=== Task goal ===
Please return each record below exactly, with nothing left out.

=== Provided data ===
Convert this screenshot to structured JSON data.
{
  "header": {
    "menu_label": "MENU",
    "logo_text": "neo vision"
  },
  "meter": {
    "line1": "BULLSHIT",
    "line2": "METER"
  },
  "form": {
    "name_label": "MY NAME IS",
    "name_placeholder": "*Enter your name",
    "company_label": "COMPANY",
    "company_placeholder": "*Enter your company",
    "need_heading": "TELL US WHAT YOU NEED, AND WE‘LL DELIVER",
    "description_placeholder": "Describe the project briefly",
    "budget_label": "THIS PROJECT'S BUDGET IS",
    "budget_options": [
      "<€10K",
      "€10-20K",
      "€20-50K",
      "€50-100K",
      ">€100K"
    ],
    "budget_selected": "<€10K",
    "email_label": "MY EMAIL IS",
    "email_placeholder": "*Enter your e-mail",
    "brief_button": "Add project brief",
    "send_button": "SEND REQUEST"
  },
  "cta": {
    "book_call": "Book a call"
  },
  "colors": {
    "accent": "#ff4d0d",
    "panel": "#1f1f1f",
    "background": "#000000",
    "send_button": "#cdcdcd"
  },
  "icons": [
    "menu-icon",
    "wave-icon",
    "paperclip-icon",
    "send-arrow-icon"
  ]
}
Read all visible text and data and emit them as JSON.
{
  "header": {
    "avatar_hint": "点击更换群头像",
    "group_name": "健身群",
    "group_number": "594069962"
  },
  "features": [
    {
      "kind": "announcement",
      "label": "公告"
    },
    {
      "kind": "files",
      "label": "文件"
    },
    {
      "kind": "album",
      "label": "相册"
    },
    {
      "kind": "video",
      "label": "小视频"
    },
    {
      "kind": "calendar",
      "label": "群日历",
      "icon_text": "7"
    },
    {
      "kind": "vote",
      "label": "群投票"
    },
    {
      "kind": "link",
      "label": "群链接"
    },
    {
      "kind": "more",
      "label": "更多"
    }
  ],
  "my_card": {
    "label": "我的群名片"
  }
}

=== Task response ===
Convert this screenshot to structured JSON data.
{
  "header": {
    "menu_label": "MENU",
    "logo_text": "neo vision"
  },
  "meter": {
    "line1": "BULLSHIT",
    "line2": "METER"
  },
  "form": {
    "name_label": "MY NAME IS",
    "name_placeholder": "*Enter your name",
    "company_label": "COMPANY",
    "company_placeholder": "*Enter your company",
    "need_heading": "TELL US WHAT YOU NEED, AND WE‘LL DELIVER",
    "description_placeholder": "Describe the project briefly",
    "budget_label": "THIS PROJECT'S BUDGET IS",
    "budget_options": [
      "<€10K",
      "€10-20K",
      "€20-50K",
      "€50-100K",
      ">€100K"
    ],
    "budget_selected": "<€10K",
    "email_label": "MY EMAIL IS",
    "email_placeholder": "*Enter your e-mail",
    "brief_button": "Add project brief",
    "send_button": "SEND REQUEST"
  },
  "cta": {
    "book_call": "Book a call"
  },
  "colors": {
    "accent": "#ff4d0d",
    "panel": "#1f1f1f",
    "background": "#000000",
    "send_button": "#cdcdcd"
  },
  "icons": [
    "menu-icon",
    "wave-icon",
    "paperclip-icon",
    "send-arrow-icon"
  ]
}
Read all visible text and data and emit them as JSON.
{
  "header": {
    "avatar_hint": "点击更换群头像",
    "group_name": "健身群",
    "group_number": "594069962"
  },
  "features": [
    {
      "kind": "announcement",
      "label": "公告"
    },
    {
      "kind": "files",
      "label": "文件"
    },
    {
      "kind": "album",
      "label": "相册"
    },
    {
      "kind": "video",
      "label": "小视频"
    },
    {
      "kind": "calendar",
      "label": "群日历",
      "icon_text": "7"
    },
    {
      "kind": "vote",
      "label": "群投票"
    },
    {
      "kind": "link",
      "label": "群链接"
    },
    {
      "kind": "more",
      "label": "更多"
    }
  ],
  "my_card": {
    "label": "我的群名片"
  }
}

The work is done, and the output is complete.